TOUR OF THE MONTH
ON THIS DAY IN LONDON
16th August 1944 Dutch begin diplomatic contact with Vatican in London
16th August 1939 Born today: Carol Shelley, London, actress (Gwendolyn Pidgeon-Odd Couple)
16th August 1934 Born today: John Standing, London England, actor (Edward-Lime Street)
16th August 1924 Conference about German recovery payments opens in London
16th August 1885 Born today: Charles Carson, London England, actor (Cry the Beloved Country)
Home to an Adventurer
Scott of the Antarctic once lived in this very house
Location: 56 Oakley Street, Chelsea, SW3 5HB

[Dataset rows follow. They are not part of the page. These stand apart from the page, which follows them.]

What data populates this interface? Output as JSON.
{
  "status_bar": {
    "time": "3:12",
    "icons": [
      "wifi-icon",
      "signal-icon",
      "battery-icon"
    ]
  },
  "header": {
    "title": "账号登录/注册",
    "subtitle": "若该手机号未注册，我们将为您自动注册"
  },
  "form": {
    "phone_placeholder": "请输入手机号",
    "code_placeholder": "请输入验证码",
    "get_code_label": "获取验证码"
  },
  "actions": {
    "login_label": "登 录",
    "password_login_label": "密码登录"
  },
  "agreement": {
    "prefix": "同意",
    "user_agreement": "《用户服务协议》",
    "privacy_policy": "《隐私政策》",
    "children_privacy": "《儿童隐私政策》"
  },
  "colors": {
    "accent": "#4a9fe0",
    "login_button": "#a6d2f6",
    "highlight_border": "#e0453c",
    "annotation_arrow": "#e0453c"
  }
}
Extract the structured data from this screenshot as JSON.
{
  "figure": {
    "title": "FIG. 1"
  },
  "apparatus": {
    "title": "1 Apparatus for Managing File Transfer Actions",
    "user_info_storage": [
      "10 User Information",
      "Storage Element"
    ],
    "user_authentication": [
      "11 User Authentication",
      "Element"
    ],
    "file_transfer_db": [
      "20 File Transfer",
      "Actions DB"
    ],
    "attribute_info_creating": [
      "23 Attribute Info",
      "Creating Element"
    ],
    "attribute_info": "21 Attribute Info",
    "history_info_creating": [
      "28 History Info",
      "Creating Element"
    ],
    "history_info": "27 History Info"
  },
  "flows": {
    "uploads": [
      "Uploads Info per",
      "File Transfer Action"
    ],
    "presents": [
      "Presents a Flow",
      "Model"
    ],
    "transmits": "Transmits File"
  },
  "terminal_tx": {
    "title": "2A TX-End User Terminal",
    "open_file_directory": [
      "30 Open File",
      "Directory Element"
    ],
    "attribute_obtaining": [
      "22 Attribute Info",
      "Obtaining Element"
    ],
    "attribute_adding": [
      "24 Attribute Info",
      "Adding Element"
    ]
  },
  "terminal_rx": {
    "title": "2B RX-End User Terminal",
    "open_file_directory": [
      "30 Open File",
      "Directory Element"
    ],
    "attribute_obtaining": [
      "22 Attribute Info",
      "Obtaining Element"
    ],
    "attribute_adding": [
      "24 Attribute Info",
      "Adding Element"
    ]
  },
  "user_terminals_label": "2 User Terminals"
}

Description: Robert Falcon Scott CVO was born on 6 June 1868, and alas passed over on 29 March 1912.
He was a British Royal Naval officer who had followed the conventional career of a naval officer in peacetime Victorian Britain, where opportunities for career advancement were both limited and keenly sought after by ambitious officers.
It was the chance for personal distinction that led Scott to apply for the Discovery command, rather than any predilection for polar exploration. However, having taken this step, his name became ever after associated with the Antarctic, the field of work to which he remained committed during the final twelve years of his life.
He went on to lead two expeditions to the Antarctic regions: the Discovery Expedition, 1901-04, and the ill-fated Terra Nova Expedition, 1910-13.
During this second venture Scott led a party of five which reached the South Pole on 17 January 1912, to find that they had been preceded by Roald Amundsen's Norwegian party in an unsought 'race for the Pole'.
On their return journey Scott and his four comrades all perished because of a combination of exhaustion, hunger and extreme cold.
And so to this very spot - Scott once resided here and the property is rightly marked by a Blue Plaque.